> **EXERCISE BRIEF**
Only the lines from the one containing "Decode this image" through the last line of the data are to be written out, exactly and in full.

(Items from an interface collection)
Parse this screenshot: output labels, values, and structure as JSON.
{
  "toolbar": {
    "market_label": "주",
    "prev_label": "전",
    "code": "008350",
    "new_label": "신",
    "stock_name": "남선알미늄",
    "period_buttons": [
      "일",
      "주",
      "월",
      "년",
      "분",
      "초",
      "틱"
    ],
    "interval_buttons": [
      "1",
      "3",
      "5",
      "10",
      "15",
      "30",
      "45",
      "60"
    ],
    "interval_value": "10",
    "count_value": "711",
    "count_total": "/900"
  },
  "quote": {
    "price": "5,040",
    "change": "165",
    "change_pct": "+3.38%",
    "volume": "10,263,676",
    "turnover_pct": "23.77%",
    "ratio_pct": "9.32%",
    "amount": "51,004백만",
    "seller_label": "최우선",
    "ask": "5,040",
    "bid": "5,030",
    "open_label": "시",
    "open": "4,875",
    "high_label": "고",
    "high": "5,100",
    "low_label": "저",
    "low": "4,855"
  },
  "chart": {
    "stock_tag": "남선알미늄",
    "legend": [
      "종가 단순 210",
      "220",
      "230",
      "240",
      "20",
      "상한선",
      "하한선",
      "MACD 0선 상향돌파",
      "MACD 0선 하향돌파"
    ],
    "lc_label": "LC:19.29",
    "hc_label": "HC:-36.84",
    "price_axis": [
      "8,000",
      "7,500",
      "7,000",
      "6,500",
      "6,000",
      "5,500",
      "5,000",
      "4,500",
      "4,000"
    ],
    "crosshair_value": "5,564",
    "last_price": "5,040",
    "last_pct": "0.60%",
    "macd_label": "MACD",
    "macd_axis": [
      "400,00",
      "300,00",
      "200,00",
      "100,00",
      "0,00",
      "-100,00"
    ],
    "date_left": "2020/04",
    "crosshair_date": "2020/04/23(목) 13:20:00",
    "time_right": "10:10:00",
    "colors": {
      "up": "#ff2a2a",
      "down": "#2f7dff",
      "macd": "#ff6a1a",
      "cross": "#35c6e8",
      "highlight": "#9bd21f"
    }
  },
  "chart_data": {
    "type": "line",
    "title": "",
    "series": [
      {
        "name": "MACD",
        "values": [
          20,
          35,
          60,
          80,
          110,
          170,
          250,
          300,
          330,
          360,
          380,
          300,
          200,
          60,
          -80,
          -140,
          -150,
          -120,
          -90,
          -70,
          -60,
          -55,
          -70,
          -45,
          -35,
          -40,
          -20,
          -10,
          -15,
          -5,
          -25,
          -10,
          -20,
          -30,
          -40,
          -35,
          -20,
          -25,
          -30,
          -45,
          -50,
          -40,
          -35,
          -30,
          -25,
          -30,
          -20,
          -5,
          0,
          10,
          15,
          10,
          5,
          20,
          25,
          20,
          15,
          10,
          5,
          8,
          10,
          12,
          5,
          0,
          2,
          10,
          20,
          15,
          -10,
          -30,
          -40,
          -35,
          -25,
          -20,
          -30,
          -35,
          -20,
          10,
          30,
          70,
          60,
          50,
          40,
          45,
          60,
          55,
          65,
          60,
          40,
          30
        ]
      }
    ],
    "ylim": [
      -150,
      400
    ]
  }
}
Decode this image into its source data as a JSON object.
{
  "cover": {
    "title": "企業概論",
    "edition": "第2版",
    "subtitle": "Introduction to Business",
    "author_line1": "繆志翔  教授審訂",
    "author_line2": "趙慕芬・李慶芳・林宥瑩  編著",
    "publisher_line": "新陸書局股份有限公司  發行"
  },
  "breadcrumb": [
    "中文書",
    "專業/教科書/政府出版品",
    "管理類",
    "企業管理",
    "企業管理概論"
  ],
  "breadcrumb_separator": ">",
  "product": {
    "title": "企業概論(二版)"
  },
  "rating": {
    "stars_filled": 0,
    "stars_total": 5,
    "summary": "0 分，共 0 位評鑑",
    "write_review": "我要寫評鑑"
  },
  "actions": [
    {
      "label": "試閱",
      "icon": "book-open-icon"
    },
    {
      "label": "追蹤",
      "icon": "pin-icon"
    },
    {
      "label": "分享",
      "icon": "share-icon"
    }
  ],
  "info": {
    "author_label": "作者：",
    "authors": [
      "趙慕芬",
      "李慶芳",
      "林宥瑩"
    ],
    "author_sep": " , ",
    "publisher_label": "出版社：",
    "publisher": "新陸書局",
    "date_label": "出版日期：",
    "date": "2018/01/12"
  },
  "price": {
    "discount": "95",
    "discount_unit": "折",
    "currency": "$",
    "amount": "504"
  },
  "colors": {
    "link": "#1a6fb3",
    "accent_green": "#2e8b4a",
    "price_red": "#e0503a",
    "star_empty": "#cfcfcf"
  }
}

> **TASK ANSWER**
Decode this image into its source data as a JSON object.
{
  "cover": {
    "title": "企業概論",
    "edition": "第2版",
    "subtitle": "Introduction to Business",
    "author_line1": "繆志翔  教授審訂",
    "author_line2": "趙慕芬・李慶芳・林宥瑩  編著",
    "publisher_line": "新陸書局股份有限公司  發行"
  },
  "breadcrumb": [
    "中文書",
    "專業/教科書/政府出版品",
    "管理類",
    "企業管理",
    "企業管理概論"
  ],
  "breadcrumb_separator": ">",
  "product": {
    "title": "企業概論(二版)"
  },
  "rating": {
    "stars_filled": 0,
    "stars_total": 5,
    "summary": "0 分，共 0 位評鑑",
    "write_review": "我要寫評鑑"
  },
  "actions": [
    {
      "label": "試閱",
      "icon": "book-open-icon"
    },
    {
      "label": "追蹤",
      "icon": "pin-icon"
    },
    {
      "label": "分享",
      "icon": "share-icon"
    }
  ],
  "info": {
    "author_label": "作者：",
    "authors": [
      "趙慕芬",
      "李慶芳",
      "林宥瑩"
    ],
    "author_sep": " , ",
    "publisher_label": "出版社：",
    "publisher": "新陸書局",
    "date_label": "出版日期：",
    "date": "2018/01/12"
  },
  "price": {
    "discount": "95",
    "discount_unit": "折",
    "currency": "$",
    "amount": "504"
  },
  "colors": {
    "link": "#1a6fb3",
    "accent_green": "#2e8b4a",
    "price_red": "#e0503a",
    "star_empty": "#cfcfcf"
  }
}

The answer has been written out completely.